Alice Spencer’s career in music stretches back to the early 90s and a rock band in St. Louis called Three Merry Widows that earned a substantial local following, verged on becoming a national act, and with which she still records. She also became a part of the long running St. Louis group known as The Geyer Street Sheiks, which plays an eclectic mix of American sounds. By the late 90s she had moved to Austin, while continuing to play in St. Louis from time to time.
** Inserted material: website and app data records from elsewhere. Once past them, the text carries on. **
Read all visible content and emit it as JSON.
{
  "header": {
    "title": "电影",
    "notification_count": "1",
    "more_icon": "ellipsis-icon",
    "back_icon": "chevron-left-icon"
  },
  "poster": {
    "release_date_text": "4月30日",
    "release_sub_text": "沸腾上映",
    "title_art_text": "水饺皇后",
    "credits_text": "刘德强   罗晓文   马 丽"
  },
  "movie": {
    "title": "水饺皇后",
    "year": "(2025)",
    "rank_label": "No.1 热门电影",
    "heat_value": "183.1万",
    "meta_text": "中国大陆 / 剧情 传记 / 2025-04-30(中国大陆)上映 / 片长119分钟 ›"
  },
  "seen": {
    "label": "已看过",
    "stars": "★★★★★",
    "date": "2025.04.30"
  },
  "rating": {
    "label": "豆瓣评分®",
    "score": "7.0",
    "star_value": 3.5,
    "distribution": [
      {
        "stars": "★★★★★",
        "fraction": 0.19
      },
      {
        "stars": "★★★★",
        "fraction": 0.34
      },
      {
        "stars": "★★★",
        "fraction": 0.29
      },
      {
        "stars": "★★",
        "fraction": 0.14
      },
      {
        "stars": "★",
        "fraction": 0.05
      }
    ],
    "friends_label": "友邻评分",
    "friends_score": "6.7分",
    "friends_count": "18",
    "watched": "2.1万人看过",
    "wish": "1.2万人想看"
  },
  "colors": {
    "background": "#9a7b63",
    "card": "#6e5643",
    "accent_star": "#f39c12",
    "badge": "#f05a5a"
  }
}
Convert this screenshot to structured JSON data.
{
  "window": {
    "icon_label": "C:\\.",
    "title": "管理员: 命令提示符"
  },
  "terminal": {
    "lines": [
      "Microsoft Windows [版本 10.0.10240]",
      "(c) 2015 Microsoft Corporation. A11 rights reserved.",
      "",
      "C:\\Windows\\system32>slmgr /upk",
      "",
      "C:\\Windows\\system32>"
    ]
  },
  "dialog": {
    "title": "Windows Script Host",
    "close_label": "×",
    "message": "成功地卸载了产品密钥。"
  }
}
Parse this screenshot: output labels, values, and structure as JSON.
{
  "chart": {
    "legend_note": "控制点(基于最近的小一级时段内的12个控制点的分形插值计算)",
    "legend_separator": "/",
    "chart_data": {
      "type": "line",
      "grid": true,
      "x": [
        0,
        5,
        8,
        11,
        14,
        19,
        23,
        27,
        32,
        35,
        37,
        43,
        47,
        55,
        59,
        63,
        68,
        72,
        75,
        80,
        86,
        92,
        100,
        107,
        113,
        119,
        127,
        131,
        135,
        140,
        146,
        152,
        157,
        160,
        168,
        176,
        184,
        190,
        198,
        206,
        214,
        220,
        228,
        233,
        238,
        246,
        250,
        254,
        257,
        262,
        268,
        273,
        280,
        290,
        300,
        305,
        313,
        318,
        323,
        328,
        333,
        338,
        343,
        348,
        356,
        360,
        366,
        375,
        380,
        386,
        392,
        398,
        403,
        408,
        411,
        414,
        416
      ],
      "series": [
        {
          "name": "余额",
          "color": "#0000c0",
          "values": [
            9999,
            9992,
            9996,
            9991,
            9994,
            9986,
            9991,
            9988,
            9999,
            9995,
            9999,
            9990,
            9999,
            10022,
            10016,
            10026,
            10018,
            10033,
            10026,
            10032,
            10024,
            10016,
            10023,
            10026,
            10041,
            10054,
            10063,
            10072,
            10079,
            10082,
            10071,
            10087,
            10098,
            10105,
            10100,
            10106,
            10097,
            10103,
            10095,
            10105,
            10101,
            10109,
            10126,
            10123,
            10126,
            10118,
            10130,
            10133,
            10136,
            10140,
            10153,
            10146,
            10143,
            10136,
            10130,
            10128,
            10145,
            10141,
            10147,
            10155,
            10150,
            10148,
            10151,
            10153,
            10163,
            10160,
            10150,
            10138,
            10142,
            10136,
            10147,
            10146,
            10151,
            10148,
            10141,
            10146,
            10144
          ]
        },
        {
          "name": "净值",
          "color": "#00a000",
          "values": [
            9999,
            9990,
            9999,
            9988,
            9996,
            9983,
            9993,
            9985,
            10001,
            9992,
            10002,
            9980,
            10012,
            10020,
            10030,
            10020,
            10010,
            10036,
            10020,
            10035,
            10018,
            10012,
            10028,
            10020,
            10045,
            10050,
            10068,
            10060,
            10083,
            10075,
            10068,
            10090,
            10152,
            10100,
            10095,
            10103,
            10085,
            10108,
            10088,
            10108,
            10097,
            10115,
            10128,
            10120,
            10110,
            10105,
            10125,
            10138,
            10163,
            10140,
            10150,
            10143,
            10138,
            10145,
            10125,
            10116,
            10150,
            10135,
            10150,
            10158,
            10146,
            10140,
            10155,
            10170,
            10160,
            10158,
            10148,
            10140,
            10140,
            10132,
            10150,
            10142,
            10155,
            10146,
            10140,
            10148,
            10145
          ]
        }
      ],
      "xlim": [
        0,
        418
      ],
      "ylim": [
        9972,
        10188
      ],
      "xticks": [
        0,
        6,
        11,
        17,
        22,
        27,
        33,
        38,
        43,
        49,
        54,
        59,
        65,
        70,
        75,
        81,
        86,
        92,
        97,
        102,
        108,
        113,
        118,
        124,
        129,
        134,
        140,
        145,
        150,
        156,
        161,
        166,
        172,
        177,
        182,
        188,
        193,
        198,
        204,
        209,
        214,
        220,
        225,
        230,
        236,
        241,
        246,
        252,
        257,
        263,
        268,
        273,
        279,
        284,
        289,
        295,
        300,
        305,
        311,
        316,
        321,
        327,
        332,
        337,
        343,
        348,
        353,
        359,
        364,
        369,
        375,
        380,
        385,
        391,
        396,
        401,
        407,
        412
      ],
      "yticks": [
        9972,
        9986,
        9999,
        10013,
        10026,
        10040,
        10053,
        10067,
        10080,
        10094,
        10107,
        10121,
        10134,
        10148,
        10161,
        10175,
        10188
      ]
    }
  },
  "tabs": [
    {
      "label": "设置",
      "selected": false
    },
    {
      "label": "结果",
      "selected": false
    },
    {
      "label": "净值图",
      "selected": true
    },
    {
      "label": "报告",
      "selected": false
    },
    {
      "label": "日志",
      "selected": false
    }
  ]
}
In the following years she recorded albums with two groups described as “nouveau cabaret” by one reviewer, eclectic but featuring her on jazz vocals. I found an album recorded in ’06 of Alice Spencer and Her Monkey Butlers that appears to be purely 1920s jazz, and one profiler describes her as singing for “traditional jazz pickup bands” around town, by which they probably mean a bunch of top shelf artists that that would be familiar to TST readers. In recent years she has appeared with the Brooks Prumo Orchestra, and frequently at Austin Traditional Jazz Society events.
Beyond jazz she is part of a group known as Matt the Electrician and Friends, and sings with the Shiny Soul Sisters, who appear at live shows with a popular act known as Shinyrib. That group has a classic Van Morrison, Bill Withers, Joe Cocker, Art Neville sound that always brings me back to New Orleans. Austin is a music town, there’s work, but their is also competition. If you know singing, you know that being part of an act like that takes more than a pretty face. The talented Ms. Spencer is in demand for a very good reason, she’s a pro.
Which is to say that Swing it Way Down Low, her first album under her own name alone, is a long time coming, and it’s emotional depth is earned. She is backed by a band which includes the familiar names of, Marc Caparone, cornet; Kris Tokarski, piano; James Singleton, string bass; and Hal Smith, drums. The album is being distributed by Hal Smith on his Tuxedo Cat label and you can find it on his website and Bandcamp page.
Alice Spencer leads lyrically driven titles starting off with “When My Sugar Walks Down The Street”, but songs like “I Just Couldn’t Take It, Baby”, “The Object Of My Affection”, “I Hate To Leave You Now” and “Draggin’ My Heart Around” make for a primarily moody and melancholy ride. While much of the album is in that delightful zone of jazzy suffering best enjoyed with a bottle of red, it isn’t all stormy. “Sunday” lightens the mood, and “Sing It Way Down Low” allows the band to kick up the rhythm.
This is jazz out of time, with soft accompaniment by Kris Tokarski, who really stands out here both as melody, but also as part of a truly fantastic rhythm section with Smith and Singleton, each adding just enough extras to delight the repeated listener. Marc Caparone’s trumpet provides a balance to Spencer’s vocal, appropriately heightening the feeling expressed in the lyrical passages without overshadowing it. Every one of these musicians understands their role perfectly, and the album delivers exactly on what it sets out to. On that standard it is a ten out of ten. Alice Spencer is of course the star, and her ability to convey layered emotions without exaggeration or affectation sets her far above the fray of jazz singers, she is exceptional.
I hope that fans of Alice Spencer who have enjoyed her in other genres will find this album and hear what she has to say in a pure jazz format. I also hope this album exposes this great talent to jazz fans outside of the Austin area, she deserves to be heard and enjoyed.